Typically all visitors arrive in this country through Tashkent international airport and a good first impression is NOT what this airport is famous for. Absolutely disorganized lines, two-three passport control officers in tiny arrivals hall, very slow customs that seem to pick on every local who arrives back from abroad. Granted, they bring a ton of stuff with them, and customs gets very "excited" when they seen a Moscow arrival. You'd need to fill out customs papers on arrival and please keep that precious document with you until you leave the country. Make certain you declare everything valuable you bring in the country and be particularly careful about cash. Under no circumstance you'll be allowed to leave Uzbekistan with more cash than you declared on arrival. Good thing, that airport and its reality is not what Uzbekistan is about. The country has its problems, but it's a very interesting place to explore.
This story started in Fergana valley, but the typical tourist route will take you west of Tashkent first.
First stop - Samarkand. One of three true gems you'll find in this country. You can get there by train, car or a daily flight from Tashkent, but I'd recommend the first two choices. 150 miles of a neat highway will get you to Samarkand, a now heavily restored and clean city with a 2500 years of history. Please visit one of many informative travel websites to read detailed stories about Samarkand (and all other places of interest) before you arrive. Your guide will overwhelm you with facts, so it's always good to prepare in advance. Read before you go! This will help appreciate the astonishing sights and you'll be glad you can recognize the names as you follow your guide's presentation along.
Once you've visited each and every mosque, mausoleum and market in Samarkand (this might take a couple of days), your trip will likely take you to Bukhara, a surprisingly different city! You'd expect the same but you'd be wrong! Architectural marvel and the best place to experience warm hospitality of locals. By the way, a few words about the people: they are poor, especially in the rural areas, but very friendly and treat each tourist as the most welcome guest. You will easily make friends with your guide, bus or car driver, hotel staff and each and every artist you'll meet in this country.
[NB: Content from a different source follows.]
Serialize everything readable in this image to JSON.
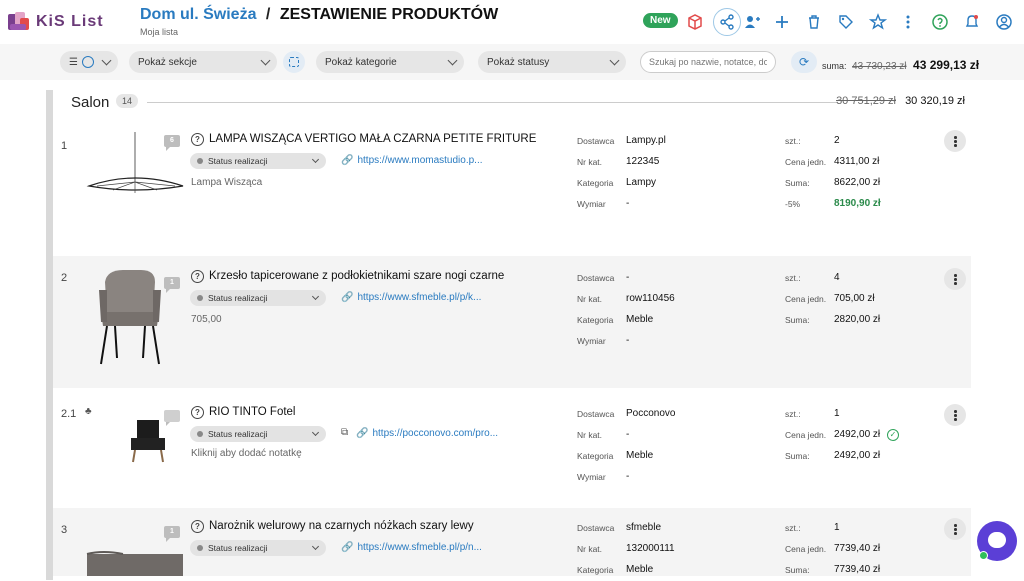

In addition to two dozen of world class 2000 years old architectural monuments, Bukhara is famous for family run inns and bed & breakfasts. If you want a total immersion in the local culture, please stay in one of many private B&Bs/Inns. What they may be lacking in amenities (if compared to chain hotels), they make up easily with hospitality and service. Plus the food is great.
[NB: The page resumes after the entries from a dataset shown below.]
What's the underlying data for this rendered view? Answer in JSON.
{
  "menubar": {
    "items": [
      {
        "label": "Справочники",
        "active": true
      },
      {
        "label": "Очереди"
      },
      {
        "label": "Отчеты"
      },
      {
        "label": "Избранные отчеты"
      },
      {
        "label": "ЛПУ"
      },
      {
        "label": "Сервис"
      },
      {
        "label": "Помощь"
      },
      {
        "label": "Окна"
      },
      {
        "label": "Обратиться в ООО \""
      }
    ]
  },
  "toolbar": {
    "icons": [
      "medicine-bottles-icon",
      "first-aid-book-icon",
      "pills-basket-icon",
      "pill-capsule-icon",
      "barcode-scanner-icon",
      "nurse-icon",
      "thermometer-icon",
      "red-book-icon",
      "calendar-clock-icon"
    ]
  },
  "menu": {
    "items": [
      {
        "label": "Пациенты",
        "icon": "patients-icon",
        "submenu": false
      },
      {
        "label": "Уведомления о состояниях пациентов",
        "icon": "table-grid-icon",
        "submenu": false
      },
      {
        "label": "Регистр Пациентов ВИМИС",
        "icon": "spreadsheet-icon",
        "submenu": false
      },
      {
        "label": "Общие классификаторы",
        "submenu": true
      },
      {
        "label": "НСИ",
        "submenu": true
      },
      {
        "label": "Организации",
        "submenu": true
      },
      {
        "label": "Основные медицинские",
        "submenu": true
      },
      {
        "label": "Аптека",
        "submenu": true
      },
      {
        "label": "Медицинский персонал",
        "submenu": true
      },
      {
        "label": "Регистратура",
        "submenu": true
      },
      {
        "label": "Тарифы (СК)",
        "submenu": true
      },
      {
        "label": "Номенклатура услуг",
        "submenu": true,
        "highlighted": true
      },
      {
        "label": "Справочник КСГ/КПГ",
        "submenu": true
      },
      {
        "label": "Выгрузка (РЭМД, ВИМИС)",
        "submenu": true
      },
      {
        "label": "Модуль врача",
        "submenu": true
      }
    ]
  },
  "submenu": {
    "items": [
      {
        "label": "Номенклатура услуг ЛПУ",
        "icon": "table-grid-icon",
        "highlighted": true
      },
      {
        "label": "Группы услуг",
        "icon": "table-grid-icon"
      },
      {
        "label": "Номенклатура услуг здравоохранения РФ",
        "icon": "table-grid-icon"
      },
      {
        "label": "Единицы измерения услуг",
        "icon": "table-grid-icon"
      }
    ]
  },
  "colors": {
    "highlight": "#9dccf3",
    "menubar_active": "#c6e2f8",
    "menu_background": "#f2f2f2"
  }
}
When you are done with Bukhara and still have a few days of your vacation left, never hesitate to head to Khiva - a true masterpiece of architecture, history and culture. You'd hate the road if you decide to drive, but the destination is totally worth it. Again, read about this place before you go (this website is a good example), and make sure you have your camera with you. You will be rewarded with living inside the walls of UNESCO world heritage site as one of the hotels used to be a religious school in 19th century!
The majority of tourists head back to Tashkent right after Khiva and a short flight would be a good choice. Uzbekistan has its own national airline and the airplanes are usually well maintained and comfortable.
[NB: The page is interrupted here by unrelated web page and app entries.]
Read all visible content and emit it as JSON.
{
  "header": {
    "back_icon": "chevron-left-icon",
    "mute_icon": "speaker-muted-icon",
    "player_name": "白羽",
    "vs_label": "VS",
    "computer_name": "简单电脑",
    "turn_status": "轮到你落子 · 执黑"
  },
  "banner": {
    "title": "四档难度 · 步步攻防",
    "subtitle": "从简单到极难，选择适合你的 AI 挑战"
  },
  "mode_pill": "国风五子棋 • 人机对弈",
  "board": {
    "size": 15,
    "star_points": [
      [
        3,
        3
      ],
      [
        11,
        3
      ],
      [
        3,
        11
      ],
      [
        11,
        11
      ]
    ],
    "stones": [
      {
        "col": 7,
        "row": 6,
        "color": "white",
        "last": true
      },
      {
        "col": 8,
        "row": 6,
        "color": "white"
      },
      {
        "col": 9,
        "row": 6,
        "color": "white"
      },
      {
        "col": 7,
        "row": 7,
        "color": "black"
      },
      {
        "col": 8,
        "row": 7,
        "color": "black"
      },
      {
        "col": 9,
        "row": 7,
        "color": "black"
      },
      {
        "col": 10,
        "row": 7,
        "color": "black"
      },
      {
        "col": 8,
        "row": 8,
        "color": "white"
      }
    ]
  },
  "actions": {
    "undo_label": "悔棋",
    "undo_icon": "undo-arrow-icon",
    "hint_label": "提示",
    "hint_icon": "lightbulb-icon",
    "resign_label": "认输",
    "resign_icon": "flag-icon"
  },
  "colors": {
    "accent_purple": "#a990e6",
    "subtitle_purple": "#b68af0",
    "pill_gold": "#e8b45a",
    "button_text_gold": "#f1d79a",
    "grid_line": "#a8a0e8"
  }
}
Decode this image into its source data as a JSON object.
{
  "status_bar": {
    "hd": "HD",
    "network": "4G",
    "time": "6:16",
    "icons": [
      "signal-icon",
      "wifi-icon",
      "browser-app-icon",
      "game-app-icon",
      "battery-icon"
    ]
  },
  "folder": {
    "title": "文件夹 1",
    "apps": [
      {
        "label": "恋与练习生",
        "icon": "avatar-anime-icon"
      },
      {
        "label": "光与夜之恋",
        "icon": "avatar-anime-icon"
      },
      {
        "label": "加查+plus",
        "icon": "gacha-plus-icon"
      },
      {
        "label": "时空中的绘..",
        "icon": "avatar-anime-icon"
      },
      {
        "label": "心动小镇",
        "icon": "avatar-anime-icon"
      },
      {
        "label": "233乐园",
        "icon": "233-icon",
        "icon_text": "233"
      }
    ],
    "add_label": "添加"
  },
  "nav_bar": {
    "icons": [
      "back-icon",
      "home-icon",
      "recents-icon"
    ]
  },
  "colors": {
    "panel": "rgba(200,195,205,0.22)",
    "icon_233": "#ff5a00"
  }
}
If exotic and ancient cultures are your "thing" you'd be pleasantly surprised in Uzbekistan. Uzbekistan actually offers more than just historic monuments and 2000 years old cities. Eco-tourism is big and well supported, trekking is one of the best out there, you can even go skiing - but that's another story yet to be told.